> ASSIGNED TASK: Look through the data below. Collect every line where the word "Group" occurs.

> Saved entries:
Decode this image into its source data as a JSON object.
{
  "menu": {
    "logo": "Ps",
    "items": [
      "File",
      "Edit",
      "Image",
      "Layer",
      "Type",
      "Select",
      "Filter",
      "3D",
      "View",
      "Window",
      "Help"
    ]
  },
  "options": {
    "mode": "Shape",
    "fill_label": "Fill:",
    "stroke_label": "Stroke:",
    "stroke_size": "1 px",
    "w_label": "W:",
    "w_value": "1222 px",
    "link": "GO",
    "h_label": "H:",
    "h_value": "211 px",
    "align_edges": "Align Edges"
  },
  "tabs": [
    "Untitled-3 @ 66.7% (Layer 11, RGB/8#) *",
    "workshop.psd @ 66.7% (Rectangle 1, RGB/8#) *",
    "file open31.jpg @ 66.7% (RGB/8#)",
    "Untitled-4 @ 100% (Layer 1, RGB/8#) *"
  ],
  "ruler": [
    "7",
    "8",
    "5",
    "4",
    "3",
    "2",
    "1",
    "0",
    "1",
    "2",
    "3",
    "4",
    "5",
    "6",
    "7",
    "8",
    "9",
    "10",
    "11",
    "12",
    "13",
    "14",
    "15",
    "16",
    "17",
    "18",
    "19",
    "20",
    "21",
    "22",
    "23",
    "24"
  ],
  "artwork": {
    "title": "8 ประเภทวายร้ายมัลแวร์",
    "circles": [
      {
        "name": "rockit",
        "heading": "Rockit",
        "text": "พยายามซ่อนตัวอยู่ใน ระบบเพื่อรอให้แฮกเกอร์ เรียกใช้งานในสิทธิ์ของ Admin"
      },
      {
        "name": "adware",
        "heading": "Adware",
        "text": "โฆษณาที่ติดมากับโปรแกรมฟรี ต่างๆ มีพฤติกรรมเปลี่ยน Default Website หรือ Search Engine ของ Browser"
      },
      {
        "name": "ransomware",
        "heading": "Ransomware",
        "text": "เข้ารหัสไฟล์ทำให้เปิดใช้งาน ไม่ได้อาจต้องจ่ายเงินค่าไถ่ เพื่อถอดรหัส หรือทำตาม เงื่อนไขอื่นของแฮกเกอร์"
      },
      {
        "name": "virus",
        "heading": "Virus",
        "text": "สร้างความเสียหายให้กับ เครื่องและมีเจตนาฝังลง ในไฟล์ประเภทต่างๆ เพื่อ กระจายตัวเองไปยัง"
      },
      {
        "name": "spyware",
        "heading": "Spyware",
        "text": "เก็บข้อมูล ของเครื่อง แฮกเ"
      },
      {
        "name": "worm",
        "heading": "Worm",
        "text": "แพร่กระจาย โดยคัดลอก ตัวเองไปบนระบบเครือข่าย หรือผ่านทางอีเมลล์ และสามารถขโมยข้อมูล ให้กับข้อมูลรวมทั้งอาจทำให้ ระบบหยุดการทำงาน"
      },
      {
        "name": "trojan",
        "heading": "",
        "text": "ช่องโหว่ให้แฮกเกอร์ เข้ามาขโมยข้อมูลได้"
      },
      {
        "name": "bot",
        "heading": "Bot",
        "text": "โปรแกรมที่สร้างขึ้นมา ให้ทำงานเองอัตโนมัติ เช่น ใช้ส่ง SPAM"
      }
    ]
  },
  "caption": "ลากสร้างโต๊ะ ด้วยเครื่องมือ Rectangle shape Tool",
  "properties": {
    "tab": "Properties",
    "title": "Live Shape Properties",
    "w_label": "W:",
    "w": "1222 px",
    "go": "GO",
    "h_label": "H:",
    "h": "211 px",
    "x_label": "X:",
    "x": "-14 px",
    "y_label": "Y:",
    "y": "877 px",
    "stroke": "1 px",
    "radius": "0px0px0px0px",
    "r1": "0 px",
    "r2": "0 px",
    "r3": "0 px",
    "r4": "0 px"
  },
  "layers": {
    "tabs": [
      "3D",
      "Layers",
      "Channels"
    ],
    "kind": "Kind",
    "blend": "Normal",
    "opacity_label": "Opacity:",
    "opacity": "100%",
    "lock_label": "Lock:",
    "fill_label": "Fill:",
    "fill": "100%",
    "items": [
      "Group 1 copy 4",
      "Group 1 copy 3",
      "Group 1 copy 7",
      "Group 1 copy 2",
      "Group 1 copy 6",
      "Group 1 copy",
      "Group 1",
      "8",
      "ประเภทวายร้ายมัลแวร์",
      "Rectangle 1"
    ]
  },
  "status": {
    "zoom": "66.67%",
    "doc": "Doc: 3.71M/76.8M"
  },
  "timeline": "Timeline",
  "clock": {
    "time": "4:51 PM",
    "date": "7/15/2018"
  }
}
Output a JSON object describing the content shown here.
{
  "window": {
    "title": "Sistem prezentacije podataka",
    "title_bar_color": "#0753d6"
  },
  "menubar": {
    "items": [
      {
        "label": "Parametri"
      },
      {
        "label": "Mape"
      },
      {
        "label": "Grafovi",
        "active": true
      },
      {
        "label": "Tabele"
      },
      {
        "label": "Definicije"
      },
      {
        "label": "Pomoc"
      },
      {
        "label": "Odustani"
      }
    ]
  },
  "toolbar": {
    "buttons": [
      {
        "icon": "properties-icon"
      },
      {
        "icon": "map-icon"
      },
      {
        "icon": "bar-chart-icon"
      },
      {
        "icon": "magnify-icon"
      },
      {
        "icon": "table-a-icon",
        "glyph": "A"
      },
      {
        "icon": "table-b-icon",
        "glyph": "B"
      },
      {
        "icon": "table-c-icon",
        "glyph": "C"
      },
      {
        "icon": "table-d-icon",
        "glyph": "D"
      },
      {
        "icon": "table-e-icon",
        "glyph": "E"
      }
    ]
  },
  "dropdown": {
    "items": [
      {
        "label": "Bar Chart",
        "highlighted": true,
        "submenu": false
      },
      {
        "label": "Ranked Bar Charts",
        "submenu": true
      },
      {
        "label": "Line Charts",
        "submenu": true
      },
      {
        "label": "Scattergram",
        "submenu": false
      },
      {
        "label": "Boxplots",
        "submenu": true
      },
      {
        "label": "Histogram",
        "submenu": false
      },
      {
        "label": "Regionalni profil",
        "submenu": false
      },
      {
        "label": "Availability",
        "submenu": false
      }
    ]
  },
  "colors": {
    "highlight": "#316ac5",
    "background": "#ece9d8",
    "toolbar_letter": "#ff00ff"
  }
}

> WRITTEN SOLUTION:
      "Group 1 copy 4",
      "Group 1 copy 3",
      "Group 1 copy 7",
      "Group 1 copy 2",
      "Group 1 copy 6",
      "Group 1 copy",
      "Group 1",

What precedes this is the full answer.